Getting to the endo, on the other hand, can be quite the excursion. We live about an hour away from his office. This would be a much less than ideal situation for a primary care physician — someone whom we might have reason to visit on short notice. But for someone that we see only four times a year, an hour isn’t so bad. Unless it really isn’t just an hour, of course. The endo that we see is in the heart of Los Angeles, and so an hour can easily become two — or more. Each way. Add to that the length of the meeting with the endocrinologist and the fact that the kids are generally hungry either coming or going (because our trips last through mealtimes), and you have a better picture of what our endo visits are like.
Notice that in the previous paragraph I mentioned “kids,” plural. Yes, that means that I usually bring all three with me. It’s too long a visit to easily find a place for my other two kids. Our family is starting to get large enough that the little rooms used by the doctor are starting to seem a little small!
They might seem even smaller because in order to satisfy my brood of three little boys for a five-hour excursion, I have to bring a lot of stuff. Each kid needs something. James is an insatiable reader now, and it’s nice to be able to bring just a book to entertain him. Of course, I also bring his meters, supplies for low blood sugar, and blood sugar log book, being that it’s an endo visit and all. Luke is not really reading independently yet. Since I’m often occupied with the baby, sticker books and coloring books work well for Luke. Maybe even a toy or two — something really novel to keep his interest during our long consultation. The baby is my wild card. I rely on equipment and prayers to keep him occupied so that I can really focus on what the endocrinologist is saying! We bring a stroller, snacks, new toys, diapers, wipes, changes of clothes, blankets and as much patience as we can muster.
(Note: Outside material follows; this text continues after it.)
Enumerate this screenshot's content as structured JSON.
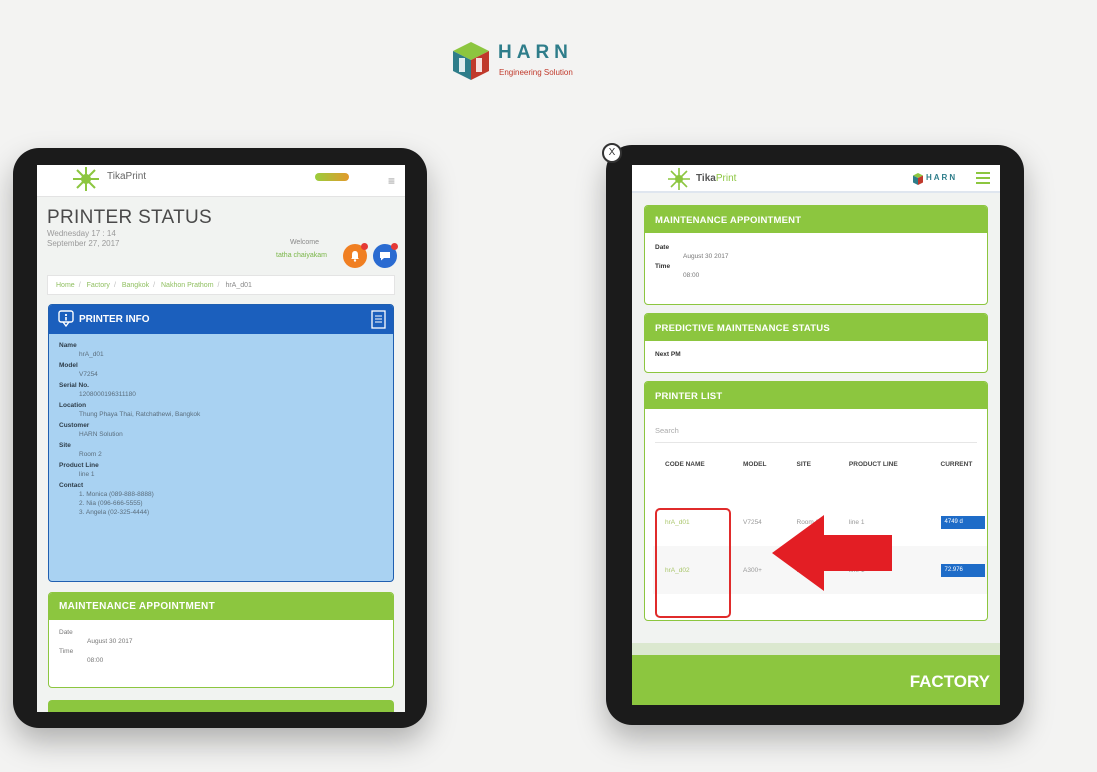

Somehow we usually make it through. Meeting with our endocrinologist is energizing. He is positive and helpful, non-judgmental and inventive, and he makes me feel good about parenting James and about our health and future prospects. While it takes a lot of preparation, a lot of stuff and sometimes a bit of luck or divine help to keep the kids happy, in my view, it’s totally worth the schlep!
About the author: My name is Jennifer, and I live in Southern California with my husband, Craig, and our three boys. Our oldest son James has been diagnosed with type 1 diabetes. I’m thankful for this opportunity — along with my sister-in-law Kim and her daughter Kaitlyn, who also has type 1 diabetes — to share our struggles and triumphs with our friends in the diabetes community.
Disclaimer: The experiences and suggestions recounted in these articles are not intended as medical advice, and they are not necessarily the “typical” experiences of families with a child who has type 1 diabetes. These situations are unique to the families depicted. Families should check with their healthcare professionals regarding the treatment of type 1 diabetes and the frequency of blood glucose monitoring. Jen and Kim are real moms of kids with type 1 diabetes and have been compensated for their contributions to this site.